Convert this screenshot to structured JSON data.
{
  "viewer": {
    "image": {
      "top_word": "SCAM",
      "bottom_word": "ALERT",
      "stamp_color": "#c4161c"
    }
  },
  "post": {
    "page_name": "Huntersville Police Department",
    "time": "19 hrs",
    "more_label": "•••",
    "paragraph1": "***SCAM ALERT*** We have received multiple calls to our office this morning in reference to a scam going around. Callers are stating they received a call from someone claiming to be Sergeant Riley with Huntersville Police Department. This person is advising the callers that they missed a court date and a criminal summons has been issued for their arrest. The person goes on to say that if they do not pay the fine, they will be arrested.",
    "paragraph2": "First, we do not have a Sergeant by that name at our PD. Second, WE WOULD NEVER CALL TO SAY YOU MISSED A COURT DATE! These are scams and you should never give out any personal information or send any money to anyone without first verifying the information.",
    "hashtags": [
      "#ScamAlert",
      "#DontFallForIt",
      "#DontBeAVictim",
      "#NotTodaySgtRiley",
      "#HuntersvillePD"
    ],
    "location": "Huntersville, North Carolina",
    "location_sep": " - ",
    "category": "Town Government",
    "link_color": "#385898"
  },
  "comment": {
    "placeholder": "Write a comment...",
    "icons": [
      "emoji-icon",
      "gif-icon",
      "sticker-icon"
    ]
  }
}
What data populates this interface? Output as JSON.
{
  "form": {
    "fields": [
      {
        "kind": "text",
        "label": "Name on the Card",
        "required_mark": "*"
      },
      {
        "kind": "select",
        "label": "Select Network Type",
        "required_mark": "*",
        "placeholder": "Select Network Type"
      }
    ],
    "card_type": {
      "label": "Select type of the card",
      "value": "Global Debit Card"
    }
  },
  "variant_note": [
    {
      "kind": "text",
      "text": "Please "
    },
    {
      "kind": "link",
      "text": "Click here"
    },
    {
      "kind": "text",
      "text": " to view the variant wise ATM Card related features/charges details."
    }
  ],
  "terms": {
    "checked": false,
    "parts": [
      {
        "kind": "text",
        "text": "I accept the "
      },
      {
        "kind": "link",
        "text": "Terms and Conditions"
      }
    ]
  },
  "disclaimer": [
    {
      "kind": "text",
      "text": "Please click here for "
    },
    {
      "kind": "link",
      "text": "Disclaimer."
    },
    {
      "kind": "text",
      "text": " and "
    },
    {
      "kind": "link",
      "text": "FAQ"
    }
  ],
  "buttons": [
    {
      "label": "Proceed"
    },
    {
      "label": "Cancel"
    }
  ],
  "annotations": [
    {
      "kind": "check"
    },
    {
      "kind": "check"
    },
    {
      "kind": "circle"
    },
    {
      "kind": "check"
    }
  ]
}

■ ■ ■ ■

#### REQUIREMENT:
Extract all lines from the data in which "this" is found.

#### RESULT OF THE EXERCISE:
Convert this screenshot to structured JSON data.
    "paragraph1": "***SCAM ALERT*** We have received multiple calls to our office this morning in reference to a scam going around. Callers are stating they received a call from someone claiming to be Sergeant Riley with Huntersville Police Department. This person is advising the callers that they missed a court date and a criminal summons has been issued for their arrest. The person goes on to say that if they do not pay the fine, they will be arrested.",
What data populates this interface? Output as JSON.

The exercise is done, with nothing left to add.